While you attend to your new baby’s needs, don’t forget your own. Here’s a guide to some of the physical and emotional changes you can expect to go through as you recover from childbirth, and how to ensure you get the rest and care you need during these next few weeks.
Your body is going through a lot of transitions right now, as it returns to its pre-pregnancy state. One of the most obvious changes is weight loss. You shed about 10 pounds during delivery. The rest of your baby weight will come off gradually over the next few weeks and months. Now is not the time to go on a radical diet. You need to eat healthy, well-balanced meals to keep up your strength and nurse your baby.
In the first few days after you deliver, you’ll likely be in some pain. If you’re breastfeeding, ask your doctor which pain reliever is safest. Your doctor might have prescribed a combination of acetaminophen and codeine (Percocet), but a review of studies finds over-the-counter Tylenol can often provide enough relief from postpartum pain.
For the first few weeks after you deliver, you’ll notice a vaginal discharge that looks like a menstrual period. This is called lochia, and it’s made up of tissue and blood shed by your uterus. The flow will be red at first, but it should gradually turn pink, then brown, and then clear. You’ll need to wear a pad until the flow stops. Avoid tampons, which can increase your infection risk. Call your doctor if the discharge gets heavier, smells bad, or you notice large clots.
Many new moms are constipated, which can make bowel movements painful, especially if you have stitches. To relieve constipation, increase the amount of fruits, vegetables, and whole grains in your diet. Also drink more water. If the constipation doesn’t ease up, ask your doctor whether you can take a gentle laxative.
As your hormone levels shift following pregnancy, they can affect your emotions. In the first few weeks after your baby is born, your reactions might be stronger than normal. Crying because you can’t get a diaper straight or your tea isn’t hot enough could be a sign of the baby blues. You should start feeling like your old self within a couple of weeks. Sadness continues that continues or gets worse could be a more serious form of depression.
About one in seven women experience postpartum depression. If you feel persistently sad or like you’ve lost your joy for life, it’s important to see your primary care provider or a mental health practitioner for a diagnosis. “Fortunately, we have a variety of treatment options – such as lifestyle changes, therapy, and medication – that help women control depression and enjoy their growing families,” says Mark S. DeFrancesco, MD, president of the American College of Obstetricians and Gynecologists.
Your obstetrician will recommend that you schedule a postpartum visit about six weeks after you deliver.
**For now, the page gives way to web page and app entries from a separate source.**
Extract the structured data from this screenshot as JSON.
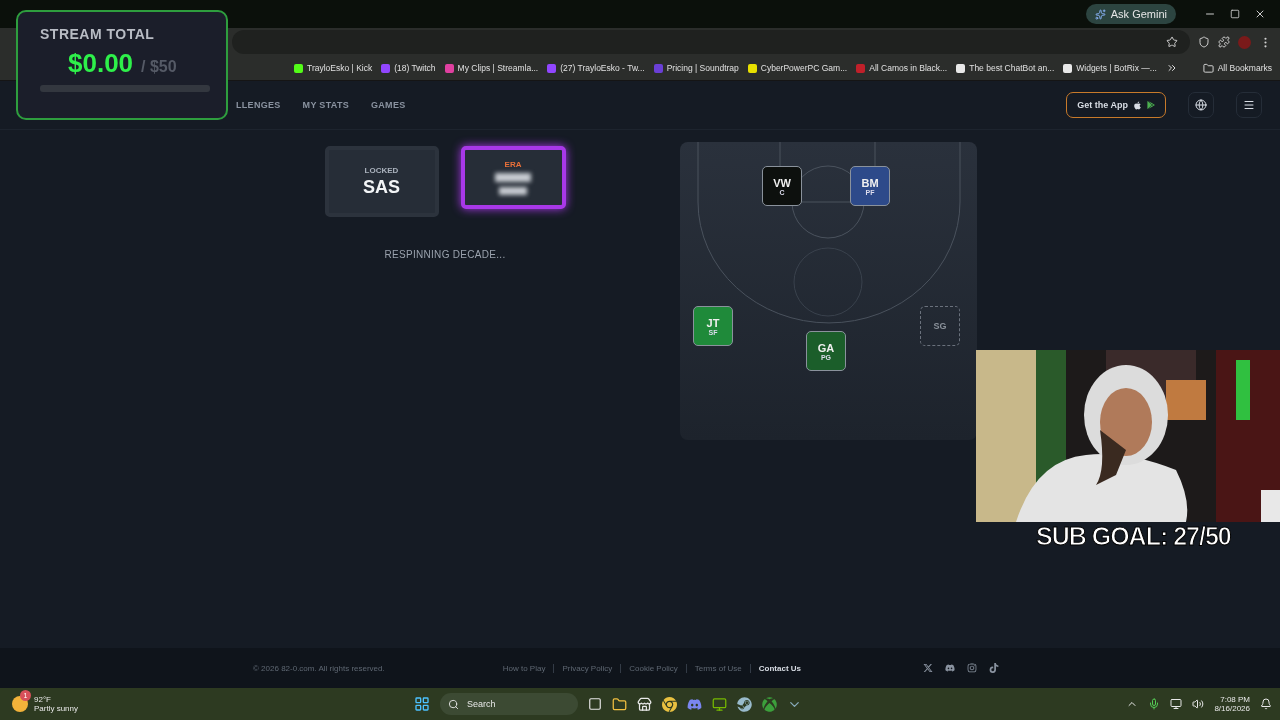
{
  "browser": {
    "ask_gemini": "Ask Gemini",
    "bookmarks": [
      {
        "label": "TrayloEsko | Kick",
        "color": "#53fc18"
      },
      {
        "label": "(18) Twitch",
        "color": "#9146ff"
      },
      {
        "label": "My Clips | Streamla...",
        "color": "#e040a0"
      },
      {
        "label": "(27) TrayloEsko - Tw...",
        "color": "#9146ff"
      },
      {
        "label": "Pricing | Soundtrap",
        "color": "#6a3fd6"
      },
      {
        "label": "CyberPowerPC Gam...",
        "color": "#e8e000"
      },
      {
        "label": "All Camos in Black...",
        "color": "#c0202a"
      },
      {
        "label": "The best ChatBot an...",
        "color": "#e8e8e8"
      },
      {
        "label": "Widgets | BotRix —...",
        "color": "#e8e8e8"
      }
    ],
    "all_bookmarks": "All Bookmarks"
  },
  "overlay": {
    "title": "STREAM TOTAL",
    "amount": "$0.00",
    "goal": "/ $50",
    "level": 0
  },
  "site": {
    "nav": [
      "LLENGES",
      "MY STATS",
      "GAMES"
    ],
    "get_app": "Get the App"
  },
  "cards": [
    {
      "kind": "locked",
      "label": "LOCKED",
      "value": "SAS",
      "selected": false
    },
    {
      "kind": "spinning",
      "label": "ERA",
      "selected": true
    }
  ],
  "status": "RESPINNING DECADE...",
  "court": {
    "slots": [
      {
        "kind": "filled",
        "initials": "VW",
        "position": "C",
        "color": "#0d100e"
      },
      {
        "kind": "filled",
        "initials": "BM",
        "position": "PF",
        "color": "#2d4a8a"
      },
      {
        "kind": "filled",
        "initials": "JT",
        "position": "SF",
        "color": "#1f8a3a"
      },
      {
        "kind": "filled",
        "initials": "GA",
        "position": "PG",
        "color": "#1b5e2a"
      },
      {
        "kind": "empty",
        "position": "SG"
      }
    ]
  },
  "webcam": {
    "sub_goal": "SUB GOAL: 27/50"
  },
  "footer": {
    "copyright": "© 2026 82-0.com. All rights reserved.",
    "links": [
      {
        "label": "How to Play",
        "highlighted": false
      },
      {
        "label": "Privacy Policy",
        "highlighted": false
      },
      {
        "label": "Cookie Policy",
        "highlighted": false
      },
      {
        "label": "Terms of Use",
        "highlighted": false
      },
      {
        "label": "Contact Us",
        "highlighted": true
      }
    ]
  },
  "taskbar": {
    "badge": "1",
    "temperature": "92°F",
    "condition": "Partly sunny",
    "search": "Search",
    "time": "7:08 PM",
    "date": "8/16/2026"
  }
}
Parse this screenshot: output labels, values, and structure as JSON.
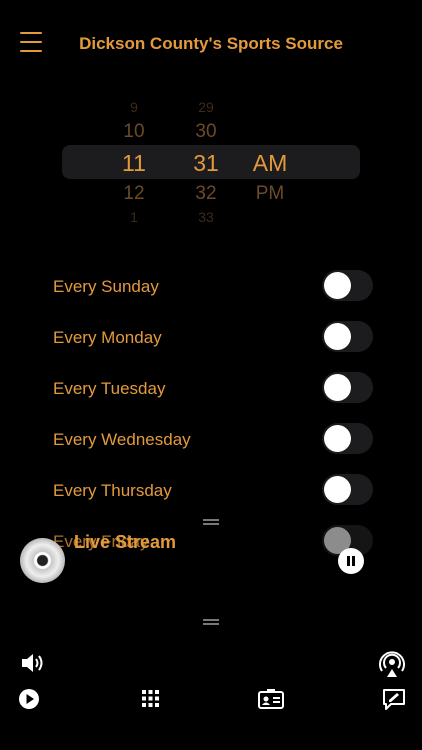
{
  "header": {
    "title": "Dickson County's Sports Source",
    "menu_icon": "hamburger-icon"
  },
  "picker": {
    "hours": [
      "9",
      "10",
      "11",
      "12",
      "1"
    ],
    "minutes": [
      "29",
      "30",
      "31",
      "32",
      "33"
    ],
    "periods": [
      "AM",
      "PM"
    ],
    "selected": {
      "hour": "11",
      "minute": "31",
      "period": "AM"
    }
  },
  "days": [
    {
      "label": "Every Sunday",
      "on": false
    },
    {
      "label": "Every Monday",
      "on": false
    },
    {
      "label": "Every Tuesday",
      "on": false
    },
    {
      "label": "Every Wednesday",
      "on": false
    },
    {
      "label": "Every Thursday",
      "on": false
    },
    {
      "label": "Every Friday",
      "on": false
    }
  ],
  "player": {
    "title": "Live Stream",
    "state": "playing"
  },
  "toolbar": {
    "icons": [
      "volume-icon",
      "airplay-icon",
      "play-icon",
      "grid-icon",
      "contact-card-icon",
      "compose-icon"
    ]
  },
  "colors": {
    "accent": "#e39a3d",
    "background": "#000000",
    "toggle_track": "#1c1c1e"
  }
}
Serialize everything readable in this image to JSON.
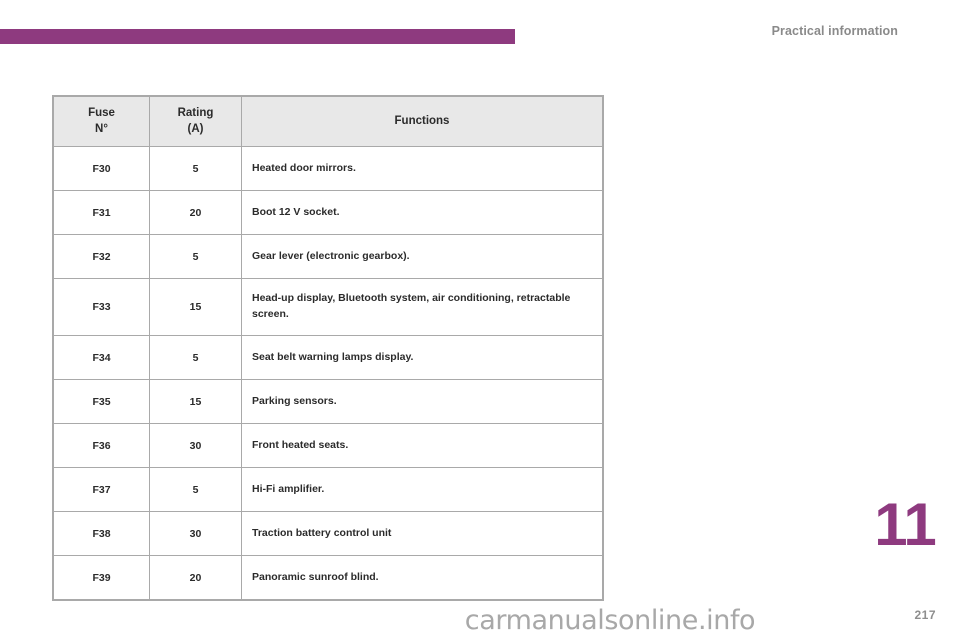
{
  "header": {
    "title": "Practical information",
    "rule_color": "#8e3a7f"
  },
  "table": {
    "columns": [
      {
        "key": "fuse_no",
        "label_line1": "Fuse",
        "label_line2": "N°"
      },
      {
        "key": "rating",
        "label_line1": "Rating",
        "label_line2": "(A)"
      },
      {
        "key": "functions",
        "label_line1": "Functions",
        "label_line2": ""
      }
    ],
    "rows": [
      {
        "fuse_no": "F30",
        "rating": "5",
        "functions": "Heated door mirrors."
      },
      {
        "fuse_no": "F31",
        "rating": "20",
        "functions": "Boot 12 V socket."
      },
      {
        "fuse_no": "F32",
        "rating": "5",
        "functions": "Gear lever (electronic gearbox)."
      },
      {
        "fuse_no": "F33",
        "rating": "15",
        "functions": "Head-up display, Bluetooth system, air conditioning, retractable screen."
      },
      {
        "fuse_no": "F34",
        "rating": "5",
        "functions": "Seat belt warning lamps display."
      },
      {
        "fuse_no": "F35",
        "rating": "15",
        "functions": "Parking sensors."
      },
      {
        "fuse_no": "F36",
        "rating": "30",
        "functions": "Front heated seats."
      },
      {
        "fuse_no": "F37",
        "rating": "5",
        "functions": "Hi-Fi amplifier."
      },
      {
        "fuse_no": "F38",
        "rating": "30",
        "functions": "Traction battery control unit"
      },
      {
        "fuse_no": "F39",
        "rating": "20",
        "functions": "Panoramic sunroof blind."
      }
    ]
  },
  "chapter": {
    "number": "11",
    "color": "#8e3a7f"
  },
  "footer": {
    "page_number": "217",
    "watermark": "carmanualsonline.info"
  }
}
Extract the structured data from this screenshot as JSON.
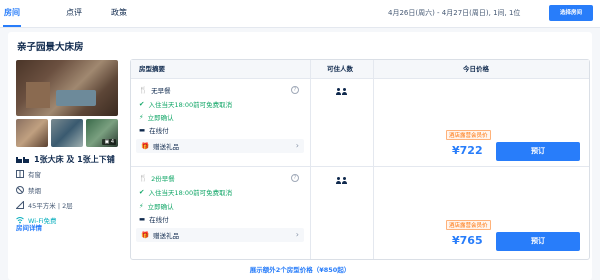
{
  "tabs": [
    "房间",
    "点评",
    "政策"
  ],
  "stay_dates": "4月26日(周六) - 4月27日(周日), 1间, 1位",
  "choose_room_label": "选择房间",
  "room": {
    "title": "亲子园景大床房",
    "photo_count": "4",
    "beds": "1张大床 及 1张上下铺",
    "features": [
      "有窗",
      "禁烟",
      "45平方米 | 2层",
      "Wi-Fi免费"
    ],
    "details_link": "房间详情"
  },
  "table_headers": {
    "summary": "房型摘要",
    "occupancy": "可住人数",
    "price": "今日价格"
  },
  "offers": [
    {
      "meal": "无早餐",
      "cancel": "入住当天18:00前可免费取消",
      "confirm": "立即确认",
      "payment": "在线付",
      "gift": "赠送礼品",
      "promo": "酒店露营会员价",
      "price": "¥722",
      "book_label": "预订"
    },
    {
      "meal": "2份早餐",
      "cancel": "入住当天18:00前可免费取消",
      "confirm": "立即确认",
      "payment": "在线付",
      "gift": "赠送礼品",
      "promo": "酒店露营会员价",
      "price": "¥765",
      "book_label": "预订"
    }
  ],
  "more_options": "展示额外2个房型价格（¥850起）",
  "colors": {
    "accent": "#287dfa",
    "green": "#0ea565",
    "promo": "#ff6f00"
  }
}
This important visit lets your doctor see how your recovery is going and identify any issues that need treatment, yet research finds more than half of women skip it.
“Women need to understand the importance of a six-week visit to the obstetrician – not only to address concerns and healing after delivery, but also to follow up on possible future health risks, review the pregnancy and make the transition to primary care,” says Wendy Bennett, MD, assistant professor of medicine at Johns Hopkins. The postpartum visit is even more critical if you had pregnancy complications such as gestational diabetes or high blood pressure (preeclampsia).
Well-meaning family and friends might have told you to “sleep while the baby sleeps.” While that might not always be realistic, you do need rest right now to help your body recover, and to make up for the sleep you’re losing during middle-of-the-night feedings.
Accept help whenever it’s offered so you can sneak in naps. Don’t try to do too much. Work and house cleaning can wait until you feel better and your baby is sleeping through the night.
Don’t rush back into your old activities. Give your body time to heal. Check with your doctor to find out when it’s safe for you to start driving, working, exercising, and having sex again.
April 25, 2016
Janet O’Dell, RN